This week at UNI Global Union’s headquarters in Nyon, Switzerland, UNI Youth held its “Building a Sustainable Future” workshop, which brought together almost 60 young workers and trade unionists from all over the world. Young workers’ voices are crucial and will play a pivotal role in shaping how unions can work together to tackle the climate crisis. 

The workshop was supported by Movetia, the Swiss agency for the promotion of exchanges and mobility. 

Representing 43 unions from 31 countries and 11 different sectors, young workers convened to discuss climate change and its ramifications on their lives and livelihoods.  

“As trade unions, we have a responsibility to fight for the rights of our workers, for collective bargaining, the right to strike, equal rights or environmental rights,” said Marta Ochoa, Head of UNI Youth. “This is no longer just another important issue, but an absolutely urgent one that demands concerted action at all levels. This workshop aimed to empower young workers, equipping them with the tools and knowledge to advocate for a sustainable future. 

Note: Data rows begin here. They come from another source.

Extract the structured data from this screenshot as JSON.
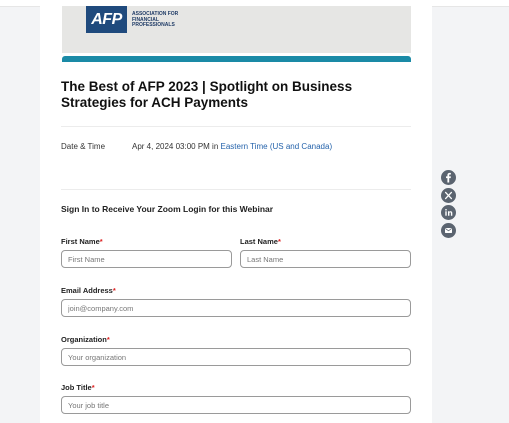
{
  "banner": {
    "logo_mark": "AFP",
    "logo_text": "ASSOCIATION FOR\nFINANCIAL\nPROFESSIONALS"
  },
  "event": {
    "title": "The Best of AFP 2023 | Spotlight on Business Strategies for ACH Payments",
    "date_time_label": "Date & Time",
    "date_time_value": "Apr 4, 2024 03:00 PM in ",
    "timezone_link": "Eastern Time (US and Canada)"
  },
  "form": {
    "heading": "Sign In to Receive Your Zoom Login for this Webinar",
    "required_mark": "*",
    "fields": {
      "first_name": {
        "label": "First Name",
        "placeholder": "First Name"
      },
      "last_name": {
        "label": "Last Name",
        "placeholder": "Last Name"
      },
      "email": {
        "label": "Email Address",
        "placeholder": "join@company.com"
      },
      "organization": {
        "label": "Organization",
        "placeholder": "Your organization"
      },
      "job_title": {
        "label": "Job Title",
        "placeholder": "Your job title"
      }
    }
  },
  "share": {
    "icons": [
      "facebook-icon",
      "x-icon",
      "linkedin-icon",
      "email-icon"
    ]
  },
  "colors": {
    "accent_bar": "#1a8aa6",
    "link": "#2563ab",
    "required": "#dd2222",
    "logo_mark": "#1f4a7d",
    "share_icon_bg": "#5b6470"
  }
}
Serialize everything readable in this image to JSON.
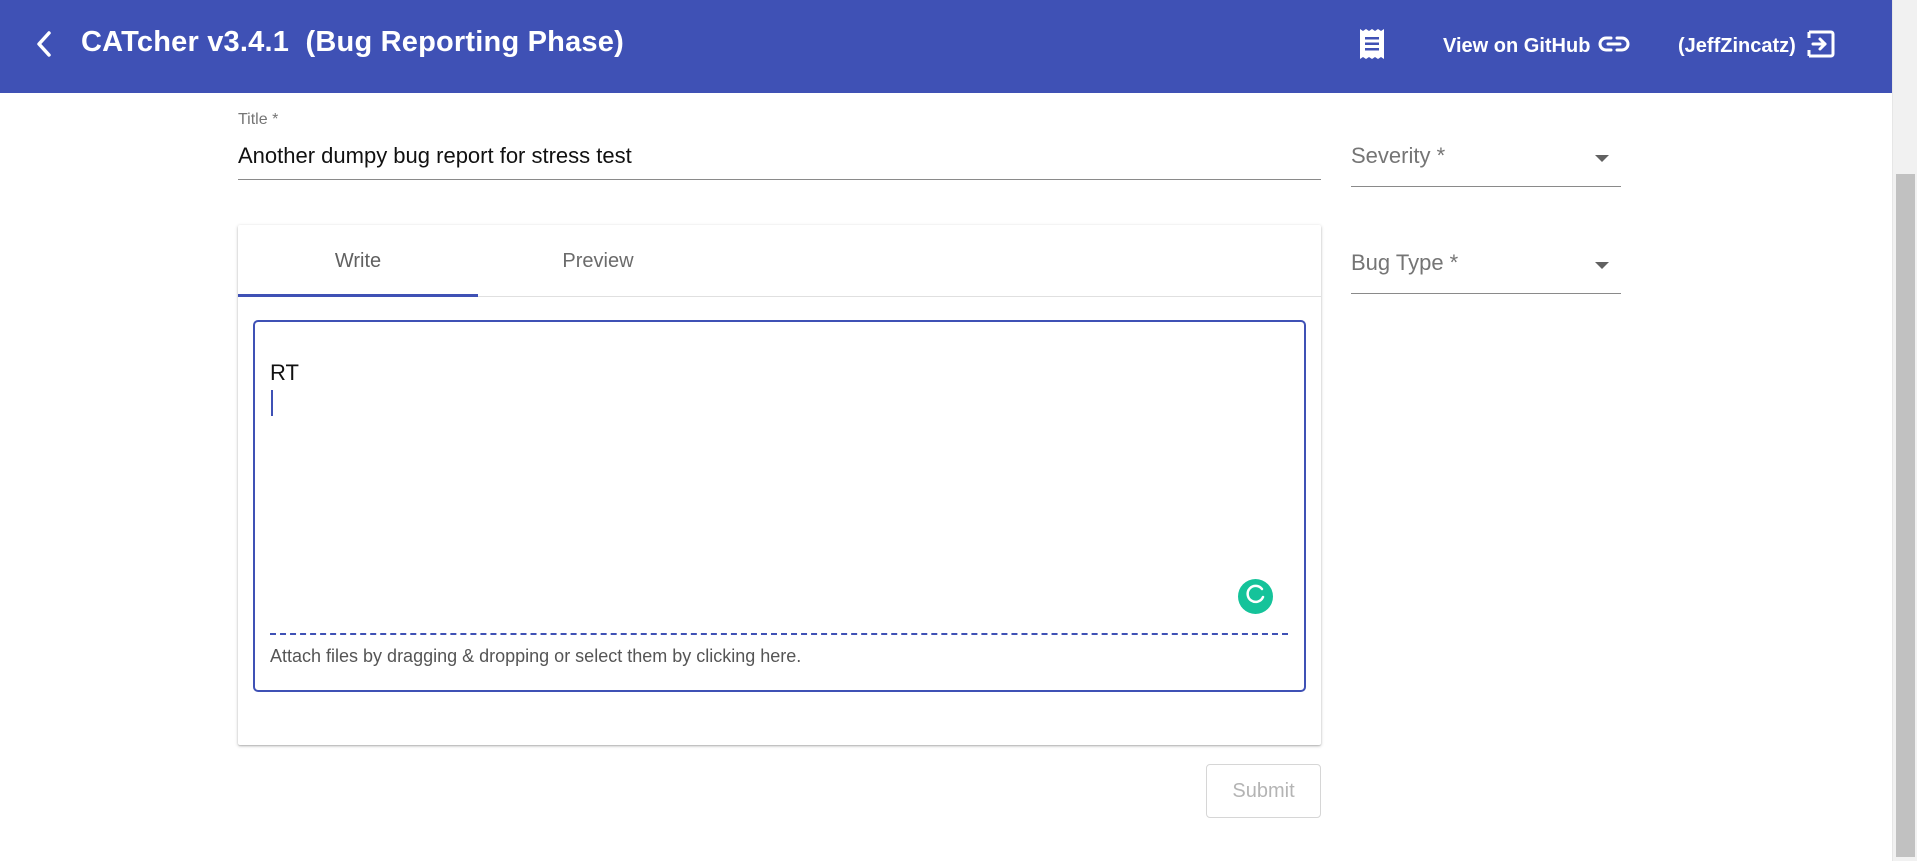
{
  "header": {
    "app_title": "CATcher v3.4.1  (Bug Reporting Phase)",
    "github_label": "View on GitHub",
    "user_label": "(JeffZincatz)",
    "background_color": "#3f51b5"
  },
  "icons": {
    "back": "chevron-left-icon",
    "document": "receipt-icon",
    "link": "link-icon",
    "logout": "logout-icon",
    "grammar": "grammarly-icon"
  },
  "form": {
    "title_label": "Title *",
    "title_value": "Another dumpy bug report for stress test",
    "severity_label": "Severity *",
    "bug_type_label": "Bug Type *"
  },
  "editor": {
    "tabs": [
      {
        "label": "Write",
        "active": true
      },
      {
        "label": "Preview",
        "active": false
      }
    ],
    "content": "RT",
    "attach_hint": "Attach files by dragging & dropping or select them by clicking here."
  },
  "actions": {
    "submit_label": "Submit",
    "submit_enabled": false
  },
  "colors": {
    "primary": "#3f51b5",
    "grammarly": "#15c39a"
  }
}
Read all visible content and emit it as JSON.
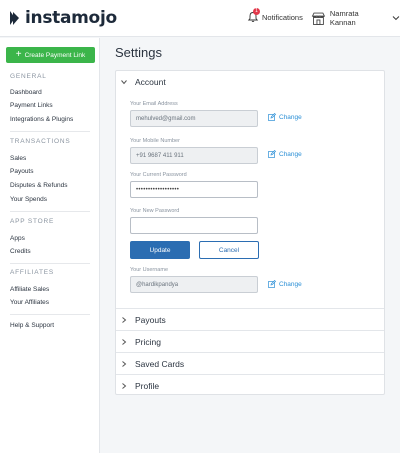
{
  "brand": {
    "name": "instamojo"
  },
  "header": {
    "notifications_label": "Notifications",
    "notifications_count": "1",
    "user_name": "Namrata Kannan"
  },
  "sidebar": {
    "create_button": "Create Payment Link",
    "sections": {
      "general": "GENERAL",
      "transactions": "TRANSACTIONS",
      "app_store": "APP STORE",
      "affiliates": "AFFILIATES"
    },
    "items": {
      "dashboard": "Dashboard",
      "payment_links": "Payment Links",
      "integrations": "Integrations & Plugins",
      "sales": "Sales",
      "payouts": "Payouts",
      "disputes": "Disputes & Refunds",
      "spends": "Your Spends",
      "apps": "Apps",
      "credits": "Credits",
      "affiliate_sales": "Affiliate Sales",
      "your_affiliates": "Your Affiliates",
      "help": "Help & Support"
    }
  },
  "main": {
    "title": "Settings",
    "account": {
      "heading": "Account",
      "email_label": "Your Email Address",
      "email_value": "mehulved@gmail.com",
      "mobile_label": "Your Mobile Number",
      "mobile_value": "+91 9687 411 911",
      "current_password_label": "Your Current Password",
      "current_password_value": "••••••••••••••••••",
      "new_password_label": "Your New Password",
      "new_password_value": "",
      "update_label": "Update",
      "cancel_label": "Cancel",
      "username_label": "Your Username",
      "username_value": "@hardikpandya",
      "change_label": "Change"
    },
    "sections": {
      "payouts": "Payouts",
      "pricing": "Pricing",
      "saved_cards": "Saved Cards",
      "profile": "Profile"
    }
  },
  "colors": {
    "primary": "#2b6db2",
    "success": "#3bb54a",
    "link": "#2b8fd6",
    "badge": "#e2394b"
  }
}
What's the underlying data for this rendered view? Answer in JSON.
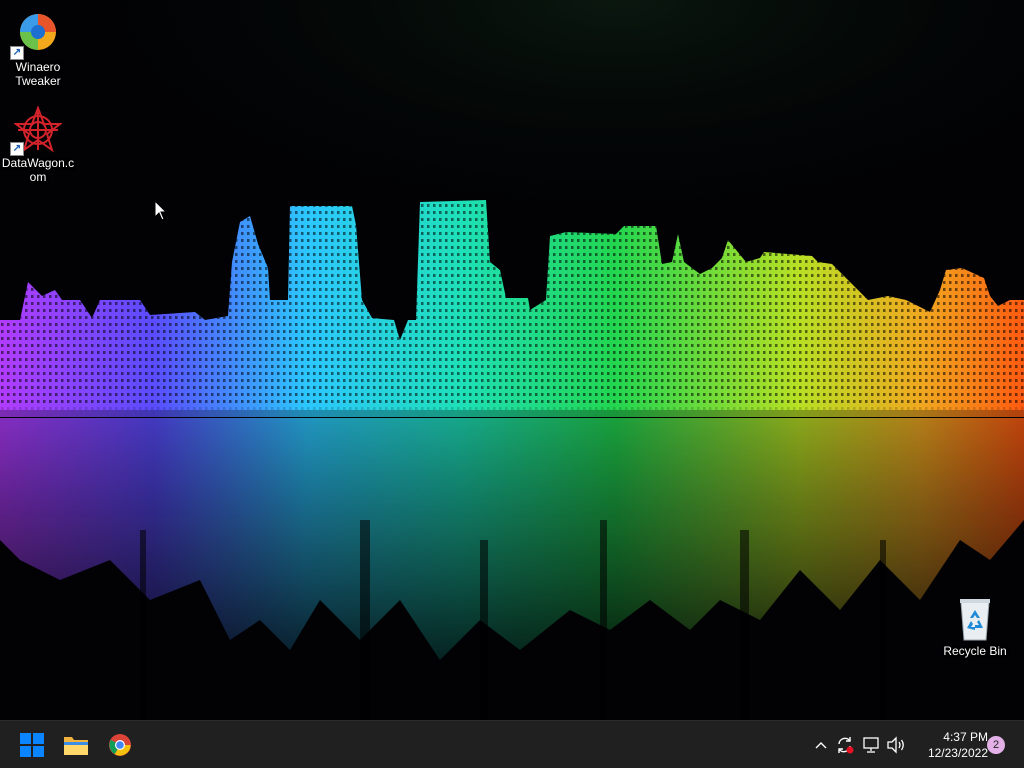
{
  "desktop": {
    "icons": [
      {
        "label": "Winaero Tweaker",
        "icon": "winaero-tweaker-icon",
        "shortcut": true
      },
      {
        "label": "DataWagon.com",
        "icon": "datawagon-icon",
        "shortcut": true
      },
      {
        "label": "Recycle Bin",
        "icon": "recycle-bin-icon",
        "shortcut": false
      }
    ],
    "wallpaper": "city-skyline-rainbow-reflection"
  },
  "taskbar": {
    "pinned": [
      {
        "name": "Start",
        "icon": "windows-start-icon"
      },
      {
        "name": "File Explorer",
        "icon": "folder-icon"
      },
      {
        "name": "Google Chrome",
        "icon": "chrome-icon"
      }
    ],
    "tray": {
      "icons": [
        "chevron-up-icon",
        "sync-alert-icon",
        "network-icon",
        "volume-icon"
      ],
      "time": "4:37 PM",
      "date": "12/23/2022",
      "notification_count": "2"
    }
  },
  "colors": {
    "taskbar_bg": "#202020",
    "windows_blue": "#0a84ff",
    "badge": "#e3b1e8",
    "alert_red": "#e81123"
  }
}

Over three days of intense discussions, participants explored how climate change was making an impact globally, regardless of gender, class, age or nationality. 

On the first day of the workshop, participants discussed the fundamentals of climate change – from the profound implications on both natural and human systems, to the impact of climate inaction and the divide between the global north and south. 

The second day focused on the specific impacts of climate change within participants’ respective sectors – from challenges in employment to exploring mitigation and adaptation strategies within workplaces. 

On the final day, attention turned towards actionable steps. 

Participants looked at the UNI Congress resolution adopted in Philadelphia and planned how trade unions can effectively implement measures to translate resolutions into tangible realities.  

After moderating a panel on climate change at UNI’s Philadelphia World Congress, one of the participants at the workshop, Mamadou Ndiaye from Senegal decided to take action in his own country. Mamadou started Ecofit, an initiative that combines fitness and ecological action to tackle plastic waste and pollution in Dakar.  

“What I’m taking away from this workshop is that my sector – the ICT sector – is a sector that pollutes a lot. Even though my company Sonatel has CSR programmes,  we need more,” says Mamadou. “I think we need to push for big picture actions as well as the small actions we are already taking to improve our communities and make a difference. 

“When I get back to Senegal, I will meet our General Secretary who is our direct contact with management, and push to enact and implement some of the lessons I’ve learned here to tackle the climate crisis.” 

As the workshop concluded, participants left inspired and determined to fight for a better and more sustainable future.